South African businesses need to prepare and brace themselves for a highly challenging period ahead as the coronavirus pandemic disrupts day-to-day life and commerce.
“There is now a pressing need for effective risk mitigation and business continuity measures, and these must include partner firms, suppliers and other stakeholders,” Craig Polkinghorne, Head of Commercial Banking at Standard Bank Group.
Planning crucial in cross-border trade
In numerous industries, supply chains and cash flows are being severely disrupted, particularly for those businesses involved in cross-border trade.
With this in mind, organisations should consider the early loading and planning of payments, as well as intensive cash-flow management and liquidity planning. Those businesses that have lending facilities in place should assess whether these have capacity to cope with changed or disrupted cash flows.
In addition, businesses involved in cross-border trade can consider measures that reduce the impact on cash flows. Letters of credit, for instance, have a lesser impact on cash flows than upfront deposits. And the disruption of physical trade flows might require an alignment of the associated cash flows.
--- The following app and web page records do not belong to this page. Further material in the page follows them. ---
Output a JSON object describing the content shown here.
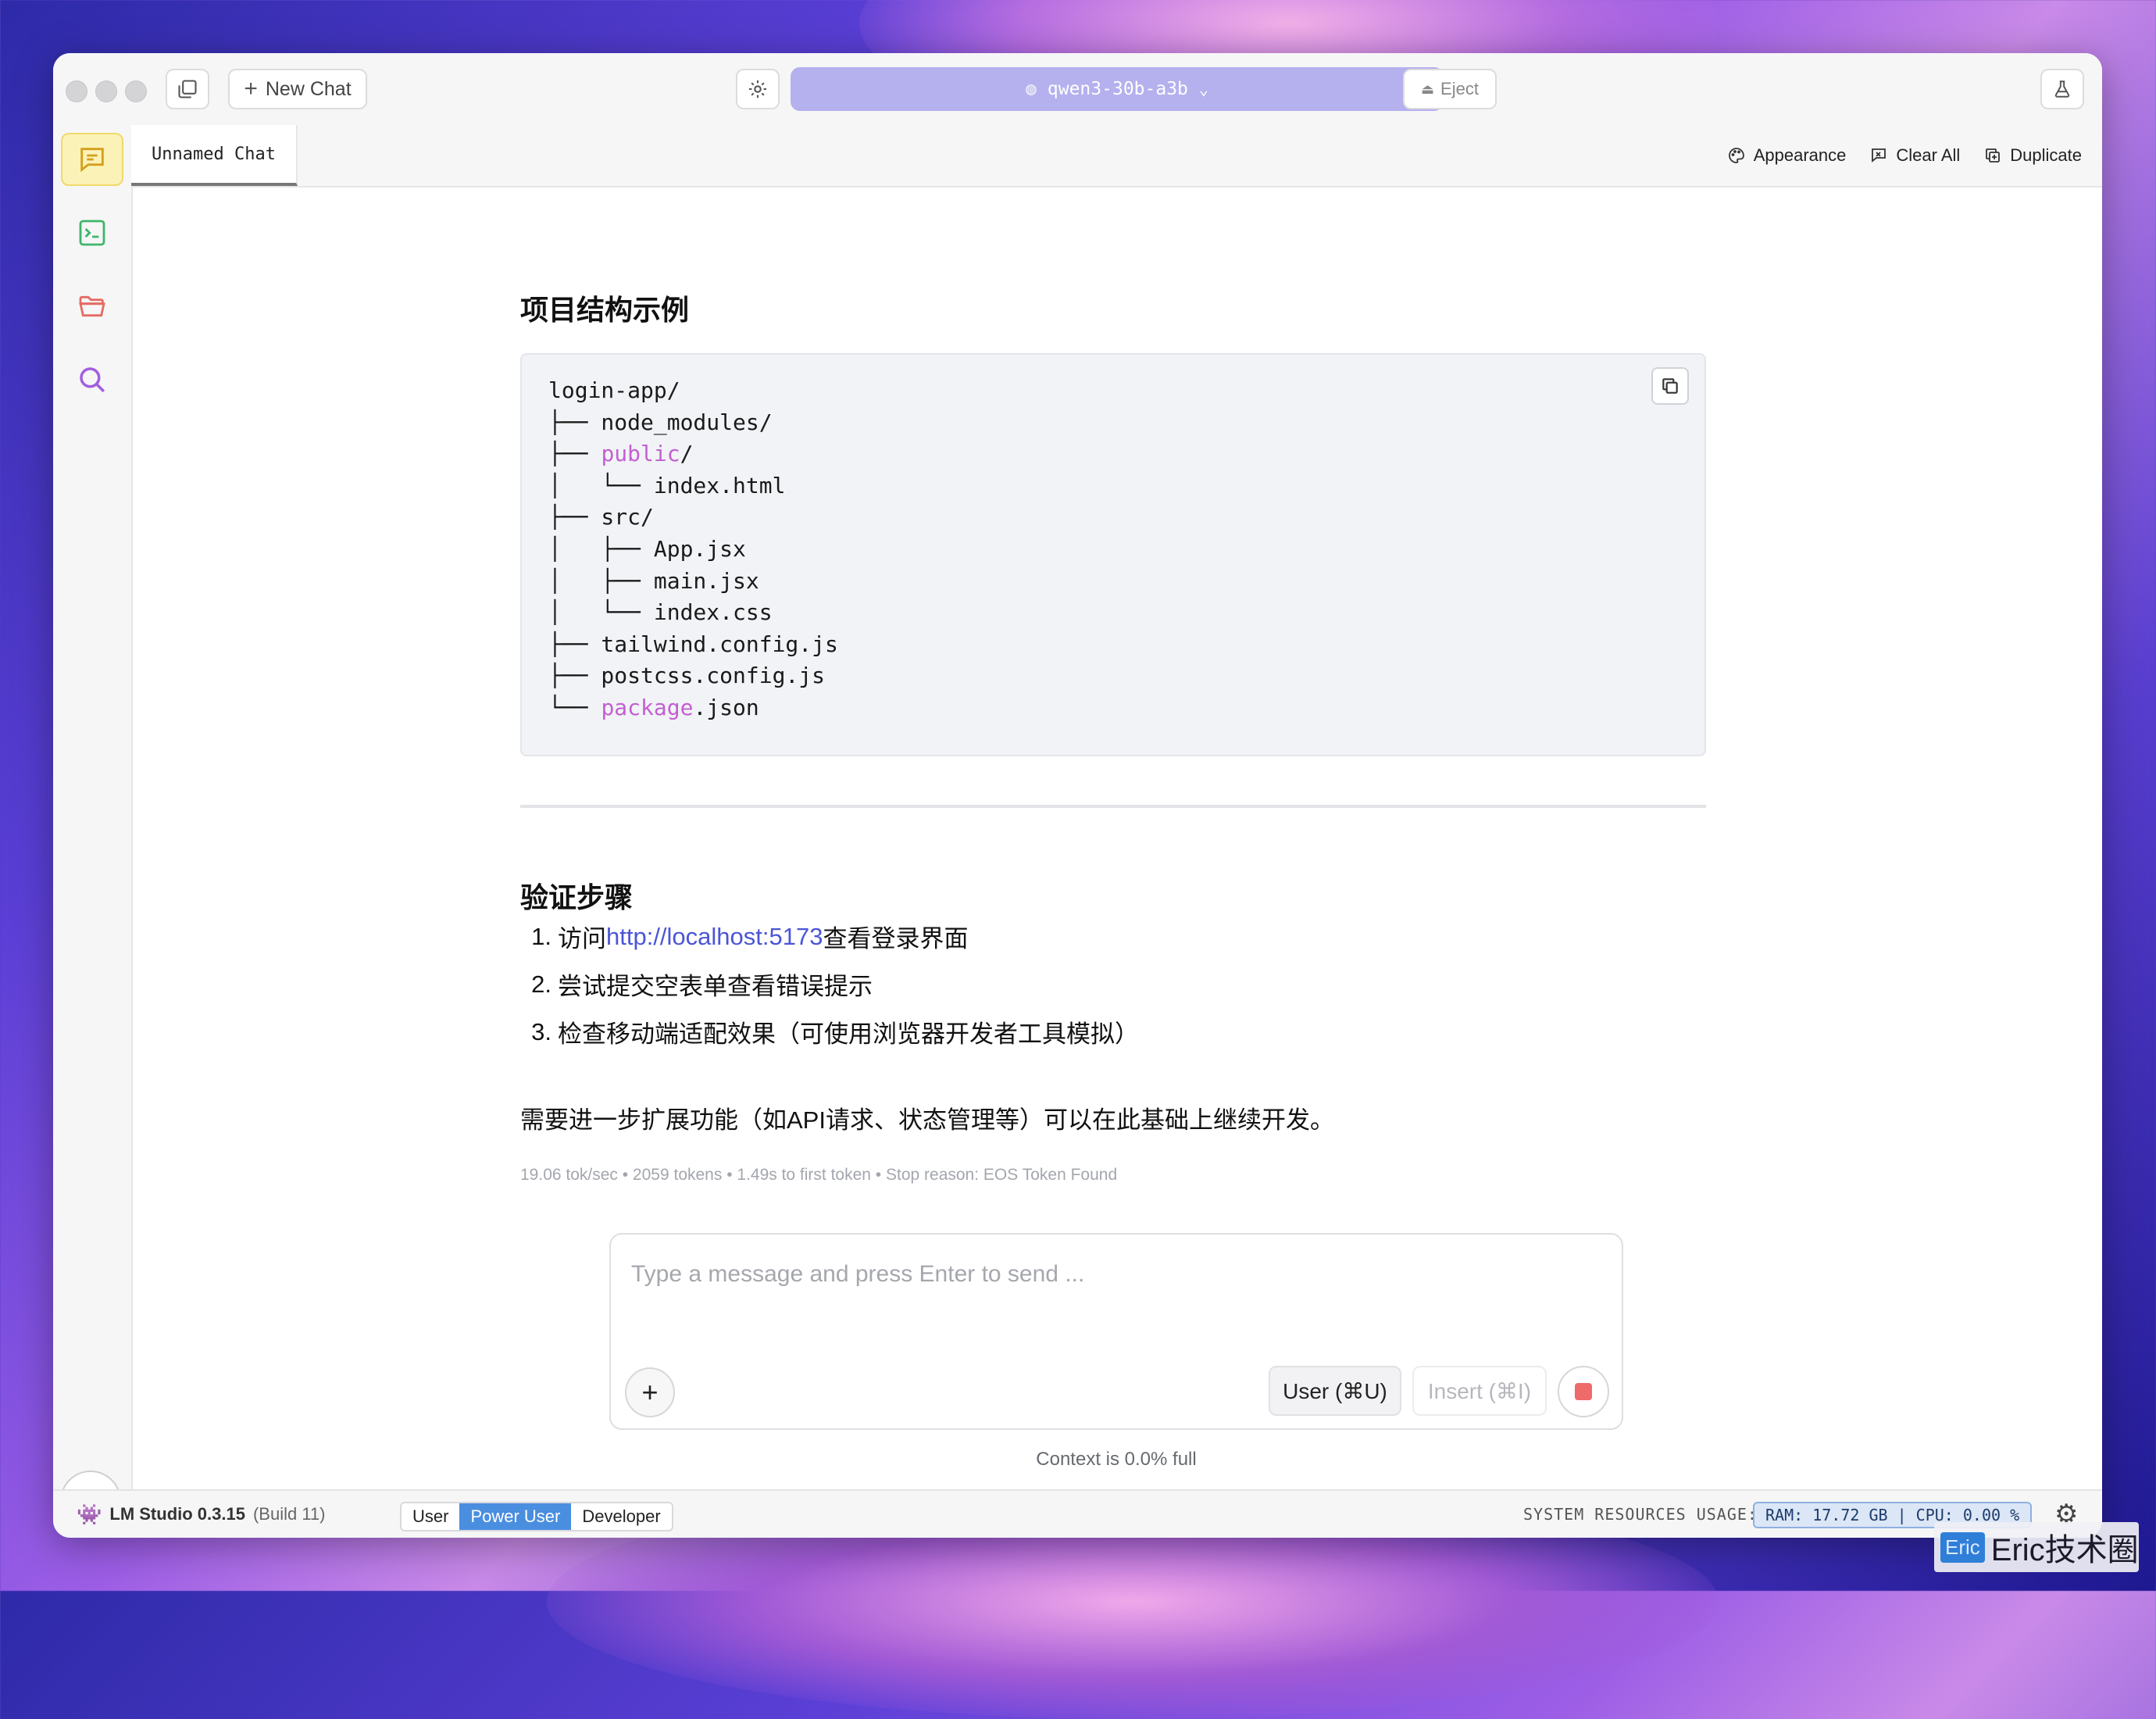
{
  "titlebar": {
    "new_chat_label": "New Chat",
    "model_name": "qwen3-30b-a3b",
    "eject_label": "Eject"
  },
  "tab": {
    "label": "Unnamed Chat"
  },
  "tab_actions": {
    "appearance": "Appearance",
    "clear_all": "Clear All",
    "duplicate": "Duplicate"
  },
  "content": {
    "heading1": "项目结构示例",
    "code_lines": [
      [
        {
          "t": "login-app/"
        }
      ],
      [
        {
          "t": "├── node_modules/"
        }
      ],
      [
        {
          "t": "├── "
        },
        {
          "t": "public",
          "hl": true
        },
        {
          "t": "/"
        }
      ],
      [
        {
          "t": "│   └── index.html"
        }
      ],
      [
        {
          "t": "├── src/"
        }
      ],
      [
        {
          "t": "│   ├── App.jsx"
        }
      ],
      [
        {
          "t": "│   ├── main.jsx"
        }
      ],
      [
        {
          "t": "│   └── index.css"
        }
      ],
      [
        {
          "t": "├── tailwind.config.js"
        }
      ],
      [
        {
          "t": "├── postcss.config.js"
        }
      ],
      [
        {
          "t": "└── "
        },
        {
          "t": "package",
          "hl": true
        },
        {
          "t": ".json"
        }
      ]
    ],
    "heading2": "验证步骤",
    "steps": [
      {
        "num": "1.",
        "pre": "访问 ",
        "link": "http://localhost:5173",
        "post": " 查看登录界面"
      },
      {
        "num": "2.",
        "pre": "尝试提交空表单查看错误提示",
        "link": "",
        "post": ""
      },
      {
        "num": "3.",
        "pre": "检查移动端适配效果（可使用浏览器开发者工具模拟）",
        "link": "",
        "post": ""
      }
    ],
    "paragraph": "需要进一步扩展功能（如API请求、状态管理等）可以在此基础上继续开发。",
    "stats": "19.06 tok/sec  •  2059 tokens  •  1.49s to first token  •  Stop reason: EOS Token Found"
  },
  "input": {
    "placeholder": "Type a message and press Enter to send ...",
    "value": "",
    "user_btn": "User (⌘U)",
    "insert_btn": "Insert (⌘I)"
  },
  "context_text": "Context is 0.0% full",
  "statusbar": {
    "app_name": "LM Studio 0.3.15",
    "build": "(Build 11)",
    "modes": [
      "User",
      "Power User",
      "Developer"
    ],
    "active_mode": "Power User",
    "resources_label": "SYSTEM RESOURCES USAGE:",
    "resources_value": "RAM: 17.72 GB  |  CPU: 0.00 %"
  },
  "watermark": {
    "logo": "Eric",
    "text": "Eric技术圈"
  },
  "colors": {
    "accent": "#b5b0ee",
    "highlight": "#c35fd1",
    "link": "#4b55d6",
    "active_mode": "#4a8ee0"
  }
}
With our complete range of trade finance instruments and products, we can assist you with liquidity planning.
Comprehensive policies and protocols essential
The health and safety of employees, clients and other stakeholders needs to be top of mind. Companies should consider separating teams and allowing employees to work remotely, where possible, although the persistence of load-shedding does complicate remote work.
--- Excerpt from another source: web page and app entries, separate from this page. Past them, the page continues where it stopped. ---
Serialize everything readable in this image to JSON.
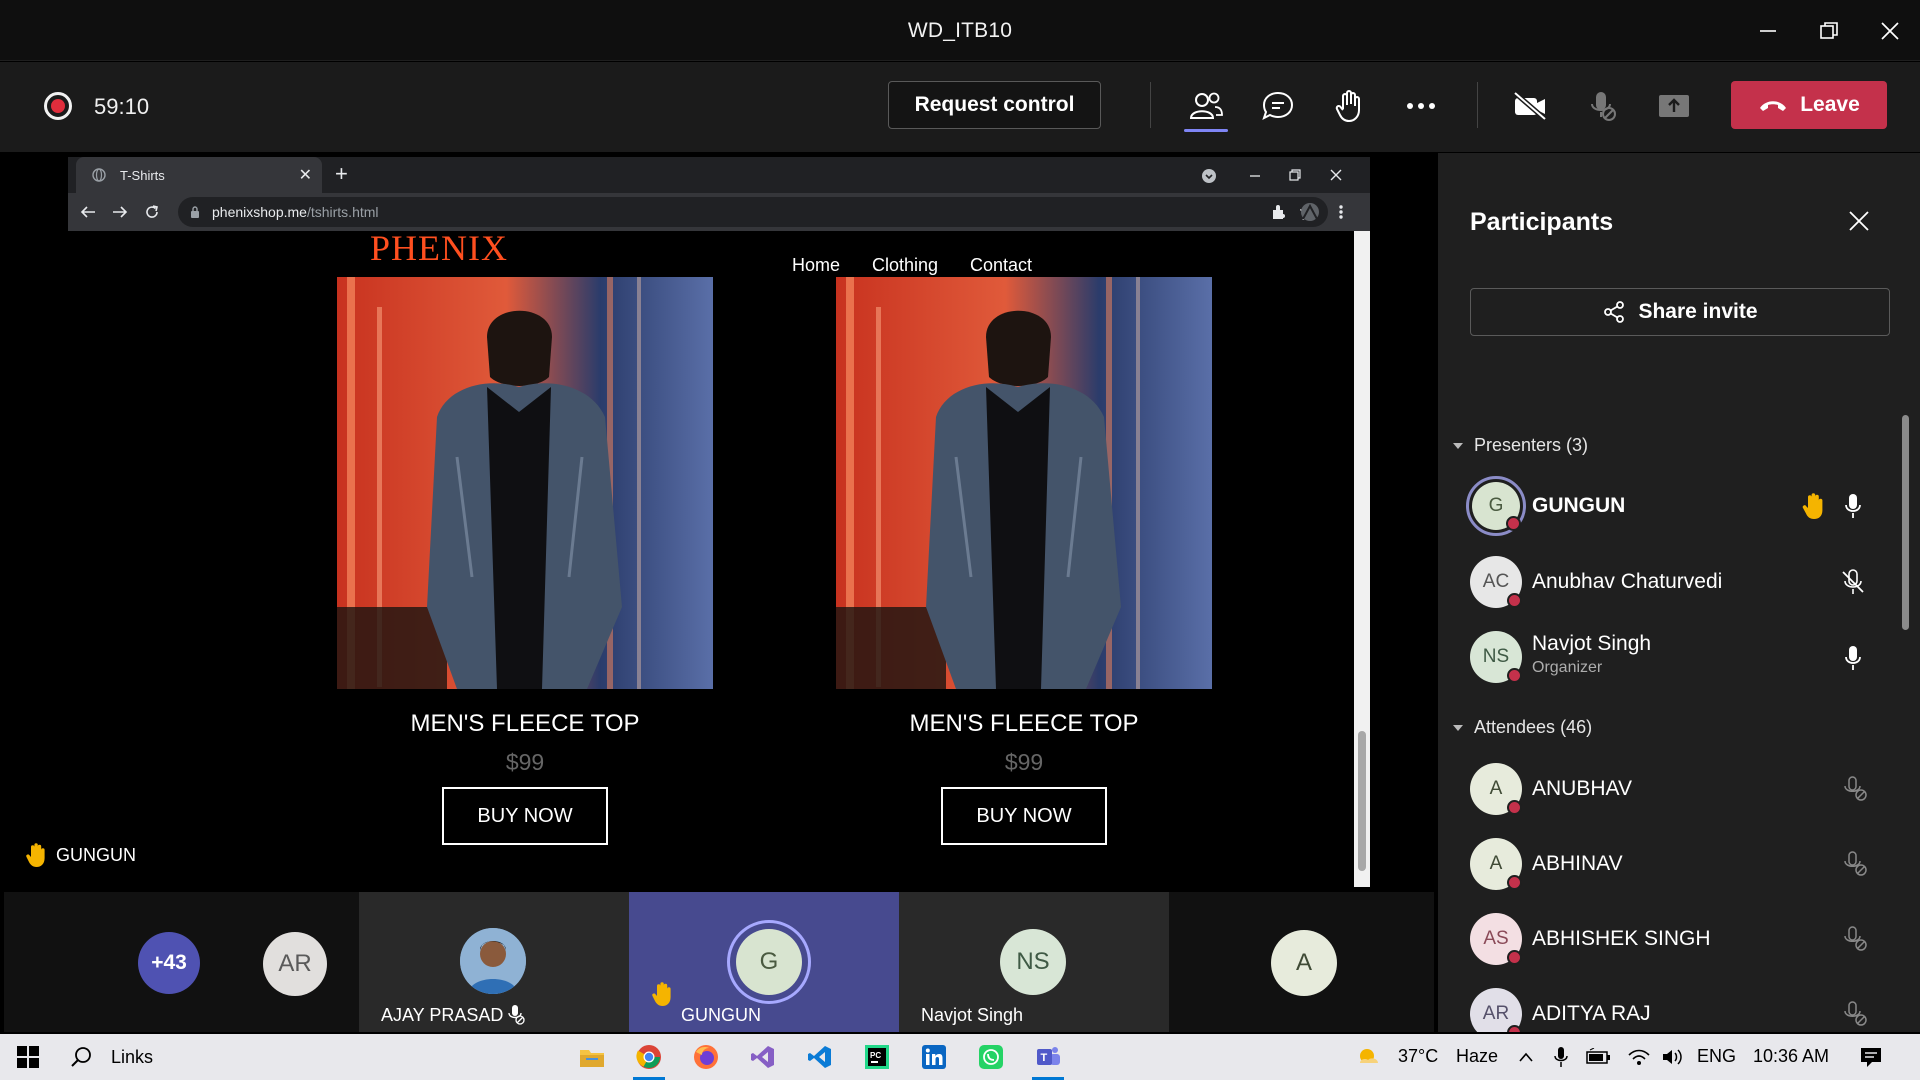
{
  "window": {
    "title": "WD_ITB10"
  },
  "toolbar": {
    "timer": "59:10",
    "request_control": "Request control",
    "leave": "Leave"
  },
  "browser": {
    "tab_title": "T-Shirts",
    "url_domain": "phenixshop.me",
    "url_path": "/tshirts.html"
  },
  "site": {
    "logo": "PHENIX",
    "nav": [
      "Home",
      "Clothing",
      "Contact"
    ],
    "products": [
      {
        "name": "MEN'S FLEECE TOP",
        "price": "$99",
        "button": "BUY NOW"
      },
      {
        "name": "MEN'S FLEECE TOP",
        "price": "$99",
        "button": "BUY NOW"
      }
    ]
  },
  "presenter_label": "GUNGUN",
  "strip": {
    "overflow_count": "+43",
    "tiles": [
      {
        "initials": "AR",
        "name": ""
      },
      {
        "initials": "",
        "name": "AJAY PRASAD"
      },
      {
        "initials": "G",
        "name": "GUNGUN"
      },
      {
        "initials": "NS",
        "name": "Navjot Singh"
      },
      {
        "initials": "A",
        "name": ""
      }
    ]
  },
  "participants": {
    "title": "Participants",
    "share_invite": "Share invite",
    "presenters_header": "Presenters (3)",
    "presenters": [
      {
        "initials": "G",
        "name": "GUNGUN",
        "role": ""
      },
      {
        "initials": "AC",
        "name": "Anubhav Chaturvedi",
        "role": ""
      },
      {
        "initials": "NS",
        "name": "Navjot Singh",
        "role": "Organizer"
      }
    ],
    "attendees_header": "Attendees (46)",
    "attendees": [
      {
        "initials": "A",
        "name": "ANUBHAV"
      },
      {
        "initials": "A",
        "name": "ABHINAV"
      },
      {
        "initials": "AS",
        "name": "ABHISHEK SINGH"
      },
      {
        "initials": "AR",
        "name": "ADITYA RAJ"
      }
    ]
  },
  "taskbar": {
    "search_text": "Links",
    "temperature": "37°C",
    "weather": "Haze",
    "language": "ENG",
    "time": "10:36 AM"
  },
  "colors": {
    "leave_red": "#c4314b",
    "record_red": "#e02d3c",
    "logo_orange": "#ff4f1f",
    "accent_blue": "#0078d4",
    "raise_hand_yellow": "#f5b400"
  }
}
As more employees work from home, connectivity will be key. To enable this, teams could be provided with larger data bundles and afforded remote and secure access to internal systems. Stay connected by accessing prepaid airtime and via Standard Bank online banking.
“We are encouraging clients to make use of digital channels when transacting and engaging with the bank, where possible,” adds Polkinghorne.
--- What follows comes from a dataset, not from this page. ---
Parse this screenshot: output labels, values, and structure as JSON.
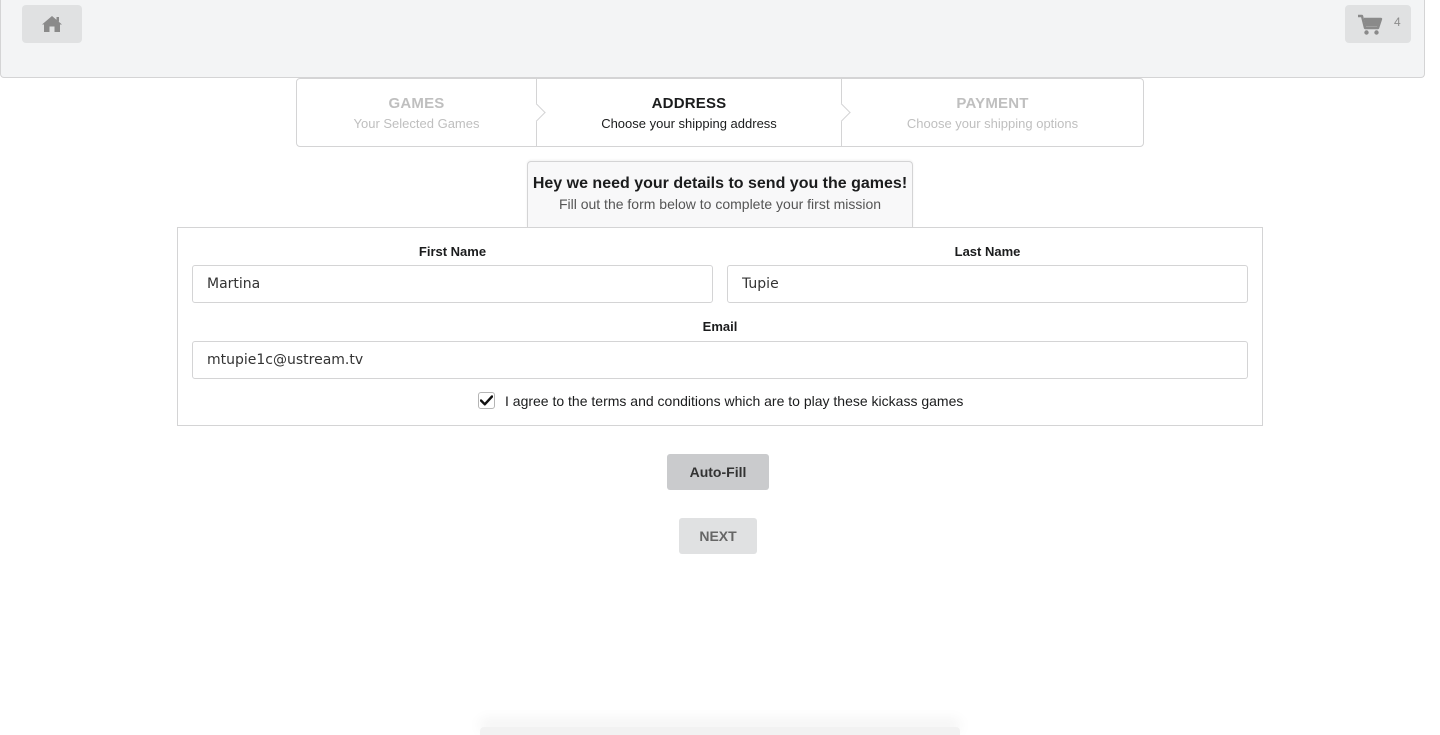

Naturally, hygiene within the workplace and externally is of paramount importance – access to hand sanitisers, for instance, could prevent the spread of the virus.
Reach out in financial distress
We do acknowledge that our business customers are facing challenges in dealing with the disruption to their businesses. We also understand that in any business or personal financial cycle there can be difficulties in meeting financial obligations. This may be heightened especially in times of economic downturns and crisis.
Customers who are in financial distress should contact the bank as soon as possible. The sooner the bank is informed, the sooner both parties can find a workable solution to address or resolve issues of financial distress. It is not in Standard Bank’s interest to see a business fail, or a home lost. It is in both parties’ interest to find a workable solution.
“We do urge customers to contact the bank should they experience difficulties. We have no doubt that the impact of the Corona-19 virus has been extremely disruptive,” says Polkinghorne.
If you are facing any challenges with regards your finances, please don’t hesitate to contact our call centre as soon as possible for assistance. The number is 0860 123 000.
Our bankers, relationship managers are in contact with our customers and are there to provide all the support necessary. Our customers all have individual needs and requirements and we will provide all the assistance necessary on a case by case basis.
“By planning ahead, working together and remaining vigilant, we can limit the strain on South Africa’s businesses in the weeks and months ahead,” Polkinghorne concludes.